__INSTRUCTIONS FOR THE TASK__: Every line of the data below should be printed exactly. Nothing may be dropped.

__Data excerpts__:
☆ ☆ ☆ ☆

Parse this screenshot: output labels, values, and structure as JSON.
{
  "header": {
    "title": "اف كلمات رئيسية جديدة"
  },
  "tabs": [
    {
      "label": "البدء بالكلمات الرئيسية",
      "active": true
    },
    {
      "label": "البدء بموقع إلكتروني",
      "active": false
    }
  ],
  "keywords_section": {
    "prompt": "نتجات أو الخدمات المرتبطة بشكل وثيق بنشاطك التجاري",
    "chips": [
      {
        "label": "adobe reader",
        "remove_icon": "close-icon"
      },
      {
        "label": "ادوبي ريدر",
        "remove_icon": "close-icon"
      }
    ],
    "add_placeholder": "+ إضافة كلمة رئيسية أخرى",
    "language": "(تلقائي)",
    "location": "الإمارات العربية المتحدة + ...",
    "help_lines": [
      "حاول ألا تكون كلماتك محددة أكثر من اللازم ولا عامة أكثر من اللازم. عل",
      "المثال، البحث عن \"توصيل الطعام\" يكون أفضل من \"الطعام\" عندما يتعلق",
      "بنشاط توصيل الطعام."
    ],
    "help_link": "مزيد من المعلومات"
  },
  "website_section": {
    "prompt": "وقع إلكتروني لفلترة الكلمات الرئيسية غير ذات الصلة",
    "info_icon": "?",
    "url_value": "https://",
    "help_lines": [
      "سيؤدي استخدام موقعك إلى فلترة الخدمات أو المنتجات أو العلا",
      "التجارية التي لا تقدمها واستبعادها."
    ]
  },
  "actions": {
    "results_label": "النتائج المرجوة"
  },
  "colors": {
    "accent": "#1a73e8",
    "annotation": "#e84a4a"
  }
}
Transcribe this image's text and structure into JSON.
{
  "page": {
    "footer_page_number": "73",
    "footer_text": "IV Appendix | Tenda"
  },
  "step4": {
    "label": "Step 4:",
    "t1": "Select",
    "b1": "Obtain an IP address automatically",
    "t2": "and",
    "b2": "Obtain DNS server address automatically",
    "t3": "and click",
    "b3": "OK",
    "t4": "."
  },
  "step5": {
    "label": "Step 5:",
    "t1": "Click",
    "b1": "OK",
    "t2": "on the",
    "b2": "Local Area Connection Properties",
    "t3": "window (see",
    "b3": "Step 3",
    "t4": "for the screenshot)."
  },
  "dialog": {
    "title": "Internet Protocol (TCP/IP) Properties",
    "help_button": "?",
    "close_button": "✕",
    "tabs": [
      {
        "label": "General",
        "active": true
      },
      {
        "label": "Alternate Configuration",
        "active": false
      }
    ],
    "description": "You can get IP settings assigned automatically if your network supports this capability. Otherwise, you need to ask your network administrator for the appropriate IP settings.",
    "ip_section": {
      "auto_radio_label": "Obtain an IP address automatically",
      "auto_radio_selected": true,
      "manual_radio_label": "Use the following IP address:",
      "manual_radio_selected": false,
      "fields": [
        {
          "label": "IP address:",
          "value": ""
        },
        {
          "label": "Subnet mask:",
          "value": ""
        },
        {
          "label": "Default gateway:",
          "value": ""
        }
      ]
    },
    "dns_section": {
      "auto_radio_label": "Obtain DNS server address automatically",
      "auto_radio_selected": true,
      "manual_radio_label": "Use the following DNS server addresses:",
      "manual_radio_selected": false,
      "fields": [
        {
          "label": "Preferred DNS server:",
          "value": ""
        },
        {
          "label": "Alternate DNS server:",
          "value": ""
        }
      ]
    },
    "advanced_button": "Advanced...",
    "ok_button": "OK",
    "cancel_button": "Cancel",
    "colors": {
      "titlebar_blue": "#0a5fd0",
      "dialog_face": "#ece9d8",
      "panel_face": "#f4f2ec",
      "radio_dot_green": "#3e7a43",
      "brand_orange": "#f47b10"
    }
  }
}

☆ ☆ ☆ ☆

__PROBLEM SOLUTION__:
Parse this screenshot: output labels, values, and structure as JSON.
{
  "header": {
    "title": "اف كلمات رئيسية جديدة"
  },
  "tabs": [
    {
      "label": "البدء بالكلمات الرئيسية",
      "active": true
    },
    {
      "label": "البدء بموقع إلكتروني",
      "active": false
    }
  ],
  "keywords_section": {
    "prompt": "نتجات أو الخدمات المرتبطة بشكل وثيق بنشاطك التجاري",
    "chips": [
      {
        "label": "adobe reader",
        "remove_icon": "close-icon"
      },
      {
        "label": "ادوبي ريدر",
        "remove_icon": "close-icon"
      }
    ],
    "add_placeholder": "+ إضافة كلمة رئيسية أخرى",
    "language": "(تلقائي)",
    "location": "الإمارات العربية المتحدة + ...",
    "help_lines": [
      "حاول ألا تكون كلماتك محددة أكثر من اللازم ولا عامة أكثر من اللازم. عل",
      "المثال، البحث عن \"توصيل الطعام\" يكون أفضل من \"الطعام\" عندما يتعلق",
      "بنشاط توصيل الطعام."
    ],
    "help_link": "مزيد من المعلومات"
  },
  "website_section": {
    "prompt": "وقع إلكتروني لفلترة الكلمات الرئيسية غير ذات الصلة",
    "info_icon": "?",
    "url_value": "https://",
    "help_lines": [
      "سيؤدي استخدام موقعك إلى فلترة الخدمات أو المنتجات أو العلا",
      "التجارية التي لا تقدمها واستبعادها."
    ]
  },
  "actions": {
    "results_label": "النتائج المرجوة"
  },
  "colors": {
    "accent": "#1a73e8",
    "annotation": "#e84a4a"
  }
}
Transcribe this image's text and structure into JSON.
{
  "page": {
    "footer_page_number": "73",
    "footer_text": "IV Appendix | Tenda"
  },
  "step4": {
    "label": "Step 4:",
    "t1": "Select",
    "b1": "Obtain an IP address automatically",
    "t2": "and",
    "b2": "Obtain DNS server address automatically",
    "t3": "and click",
    "b3": "OK",
    "t4": "."
  },
  "step5": {
    "label": "Step 5:",
    "t1": "Click",
    "b1": "OK",
    "t2": "on the",
    "b2": "Local Area Connection Properties",
    "t3": "window (see",
    "b3": "Step 3",
    "t4": "for the screenshot)."
  },
  "dialog": {
    "title": "Internet Protocol (TCP/IP) Properties",
    "help_button": "?",
    "close_button": "✕",
    "tabs": [
      {
        "label": "General",
        "active": true
      },
      {
        "label": "Alternate Configuration",
        "active": false
      }
    ],
    "description": "You can get IP settings assigned automatically if your network supports this capability. Otherwise, you need to ask your network administrator for the appropriate IP settings.",
    "ip_section": {
      "auto_radio_label": "Obtain an IP address automatically",
      "auto_radio_selected": true,
      "manual_radio_label": "Use the following IP address:",
      "manual_radio_selected": false,
      "fields": [
        {
          "label": "IP address:",
          "value": ""
        },
        {
          "label": "Subnet mask:",
          "value": ""
        },
        {
          "label": "Default gateway:",
          "value": ""
        }
      ]
    },
    "dns_section": {
      "auto_radio_label": "Obtain DNS server address automatically",
      "auto_radio_selected": true,
      "manual_radio_label": "Use the following DNS server addresses:",
      "manual_radio_selected": false,
      "fields": [
        {
          "label": "Preferred DNS server:",
          "value": ""
        },
        {
          "label": "Alternate DNS server:",
          "value": ""
        }
      ]
    },
    "advanced_button": "Advanced...",
    "ok_button": "OK",
    "cancel_button": "Cancel",
    "colors": {
      "titlebar_blue": "#0a5fd0",
      "dialog_face": "#ece9d8",
      "panel_face": "#f4f2ec",
      "radio_dot_green": "#3e7a43",
      "brand_orange": "#f47b10"
    }
  }
}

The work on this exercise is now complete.